Last Sunday we were given an envy-inducing glimpse into how the other half live when the most indulgently glamorous awards ceremony of them all took place, followed by all those glitzy showbiz after-parties. I spent the morning after the night before feverishly poring over the news coverage online – the tear-filled speeches, the gossip, and most crucially, what the stars were wearing!

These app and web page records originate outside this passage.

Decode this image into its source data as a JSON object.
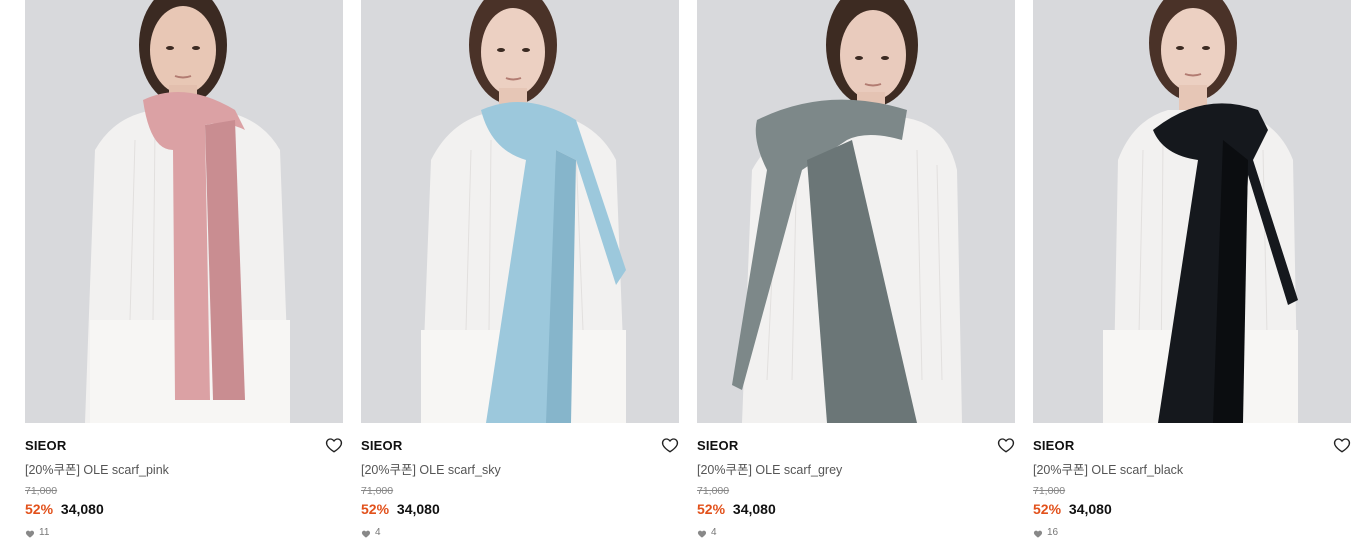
{
  "products": [
    {
      "brand": "SIEOR",
      "title": "[20%쿠폰] OLE scarf_pink",
      "original_price": "71,000",
      "discount": "52%",
      "price": "34,080",
      "likes": "11",
      "scarf_color": "#dba1a4",
      "scarf_shade": "#c98d91"
    },
    {
      "brand": "SIEOR",
      "title": "[20%쿠폰] OLE scarf_sky",
      "original_price": "71,000",
      "discount": "52%",
      "price": "34,080",
      "likes": "4",
      "scarf_color": "#9cc8dc",
      "scarf_shade": "#86b5cb"
    },
    {
      "brand": "SIEOR",
      "title": "[20%쿠폰] OLE scarf_grey",
      "original_price": "71,000",
      "discount": "52%",
      "price": "34,080",
      "likes": "4",
      "scarf_color": "#7d8889",
      "scarf_shade": "#6b7677"
    },
    {
      "brand": "SIEOR",
      "title": "[20%쿠폰] OLE scarf_black",
      "original_price": "71,000",
      "discount": "52%",
      "price": "34,080",
      "likes": "16",
      "scarf_color": "#15181d",
      "scarf_shade": "#0b0d10"
    }
  ],
  "colors": {
    "discount": "#e2511b",
    "photo_background": "#d8d9dc"
  },
  "icons": {
    "wishlist": "heart-outline-icon",
    "likes": "heart-filled-icon"
  }
}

I’m sure I’m not the only girl to get all obsessed over those fabulous dresses gracing the red carpet… I fell in love with media darling of the moment Lupita Nyong’o’s dreamy, baby blue ball-gown (reminiscent of Disney’s Cinderella dress), and just adored Kate Hudson’s understated elegance, but for me the Oscar for best-dressed went to Sandra Bullock – her sweeping, midnight blue silk gown simply exuded Hollywood sophistication. And I salivated over the actors in their tuxes too – Zac Efron in particular looked pretty damn fine. Jared Leto’s standout red bowtie was a little too quirky for me, while Jennifer Lawrence’s glaring red number made me want to put on sunglasses… Personally, I prefer it when Hollywood stars drip old-school, classic glamour – I like to get lost in the sparkling fairy-tale of it all, the dream of being escorted to a glittering event on the arm of a tuxedo-clad charmer whilst clad in jewels and a jaw-dropping gown.
At Mills & Boon, transporting readers from their everyday reality into dazzling, escapist fantasy is one of the things we do best! And fashion, and the characters’ wardrobe, is essential to the creation of a vividly imagined romantic world. Would a Regency gentleman be the same without his tight breeches and stiff cravat? Or a billionaire without a sharp designer suit straining over those hot muscles underneath? Or a sexy surgeon without his stethoscope and scrubs?

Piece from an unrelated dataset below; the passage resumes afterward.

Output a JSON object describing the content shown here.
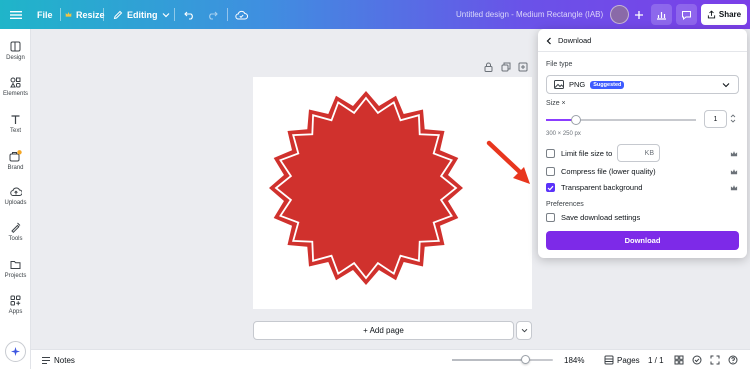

One of the really fun aspects of my job is briefing the art for the book covers, and often, the clothing used in the cover photos reflects something important about a character, or conveys a strong story theme. In two wonderful Mills & Boon romances out in April, the outfits take centre-stage. Louise Allen’s ‘Unlacing Lady Thea’ (April, Historical) follows the story of a fashion obsessed, Regency shopaholic. The cover shows this elegant lady being unlaced from her gorgeous corset – symbolic of her sexual awakening over the course of the story. The cover of ‘200 Harley Street: Surgeon in a Tux’ (April, Medical) portrays the hero in his signature tuxedo and shows that the life of a dishy doctor can be glamorous too – if he happens to work on Harley Street! Of all Mills & Boon series, Modern and Historical are the most likely to encapsulate that ‘fantasy’ element in the covers. Modern draws on red carpet fashion for inspiration, while Historical is perhaps the most challenging to brief – as well as being breathtakingly beautiful the costumes must accurately reflect the period. For both series, the attire of the cover stars must be stunning enough to make you catch your breath.

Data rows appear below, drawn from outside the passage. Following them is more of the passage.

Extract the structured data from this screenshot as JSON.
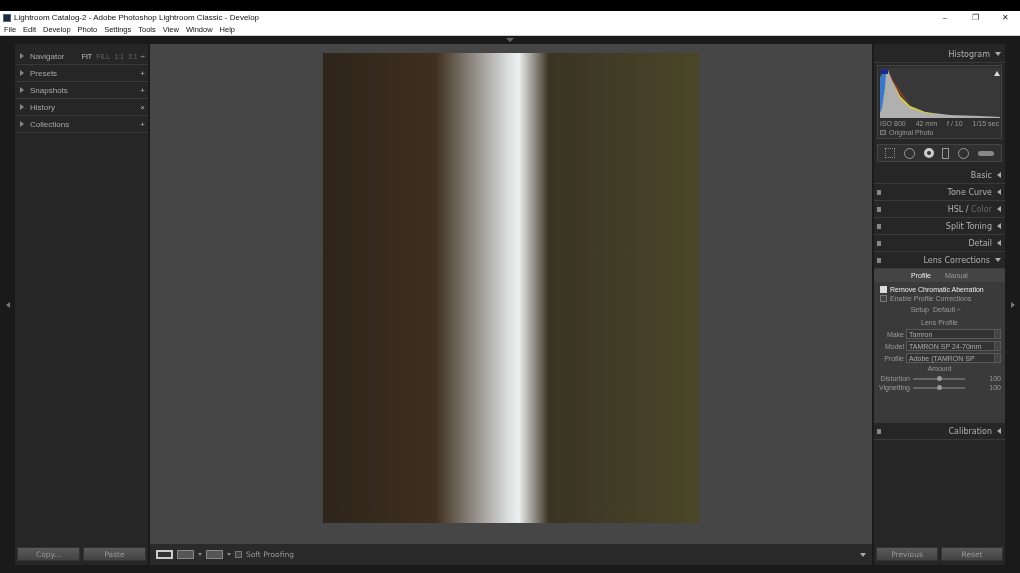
{
  "window": {
    "title": "Lightroom Catalog-2 - Adobe Photoshop Lightroom Classic - Develop",
    "controls": [
      "–",
      "❐",
      "✕"
    ]
  },
  "menu": [
    "File",
    "Edit",
    "Develop",
    "Photo",
    "Settings",
    "Tools",
    "View",
    "Window",
    "Help"
  ],
  "left_panels": [
    {
      "label": "Navigator",
      "zoom": [
        {
          "label": "FIT",
          "selected": true
        },
        {
          "label": "FILL",
          "selected": false
        },
        {
          "label": "1:1",
          "selected": false
        },
        {
          "label": "3:1",
          "selected": false
        }
      ],
      "action": "÷"
    },
    {
      "label": "Presets",
      "action": "+"
    },
    {
      "label": "Snapshots",
      "action": "+"
    },
    {
      "label": "History",
      "action": "×"
    },
    {
      "label": "Collections",
      "action": "+"
    }
  ],
  "left_buttons": [
    "Copy...",
    "Paste"
  ],
  "histogram": {
    "title": "Histogram",
    "info": [
      "ISO 800",
      "42 mm",
      "f / 10",
      "1/15 sec"
    ],
    "original_photo": {
      "label": "Original Photo",
      "checked": false
    }
  },
  "right_panels": [
    {
      "label": "Basic",
      "expanded": false,
      "switch": false
    },
    {
      "label": "Tone Curve",
      "expanded": false,
      "switch": true
    },
    {
      "label": "HSL",
      "separator": "/",
      "label_2": "Color",
      "expanded": false,
      "switch": true
    },
    {
      "label": "Split Toning",
      "expanded": false,
      "switch": true
    },
    {
      "label": "Detail",
      "expanded": false,
      "switch": true
    },
    {
      "label": "Lens Corrections",
      "expanded": true,
      "switch": true
    },
    {
      "label": "Calibration",
      "expanded": false,
      "switch": true
    }
  ],
  "lens": {
    "tabs": [
      {
        "label": "Profile",
        "selected": true
      },
      {
        "label": "Manual",
        "selected": false
      }
    ],
    "checks": [
      {
        "label": "Remove Chromatic Aberration",
        "checked": true
      },
      {
        "label": "Enable Profile Corrections",
        "checked": false
      }
    ],
    "setup": {
      "label": "Setup",
      "value": "Default ÷"
    },
    "profile_heading": "Lens Profile",
    "fields": [
      {
        "label": "Make",
        "value": "Tamron"
      },
      {
        "label": "Model",
        "value": "TAMRON SP 24-70mm"
      },
      {
        "label": "Profile",
        "value": "Adobe (TAMRON SP"
      }
    ],
    "amount_heading": "Amount",
    "sliders": [
      {
        "label": "Distortion",
        "level": 0.5,
        "reading": "100"
      },
      {
        "label": "Vignetting",
        "level": 0.5,
        "reading": "100"
      }
    ]
  },
  "toolbar": {
    "soft_proofing": {
      "label": "Soft Proofing",
      "checked": false
    }
  },
  "right_buttons": [
    "Previous",
    "Reset"
  ]
}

There’s so much more to a Mills & Boon romance of course than glittering fantasy – after all, you can’t judge a book by its cover, and the heart of a romance is that depth of emotion between two strong, complex characters that we can sympathise with, regardless of the package they come in! But what they like to wear can be a route into their story, and the beginning of an understanding for readers about who they really are…
So… what were your favourite red-carpet dresses at the Oscars? And does fashion really matter in the world of a Mills & Boon romance? Let me know what you think…!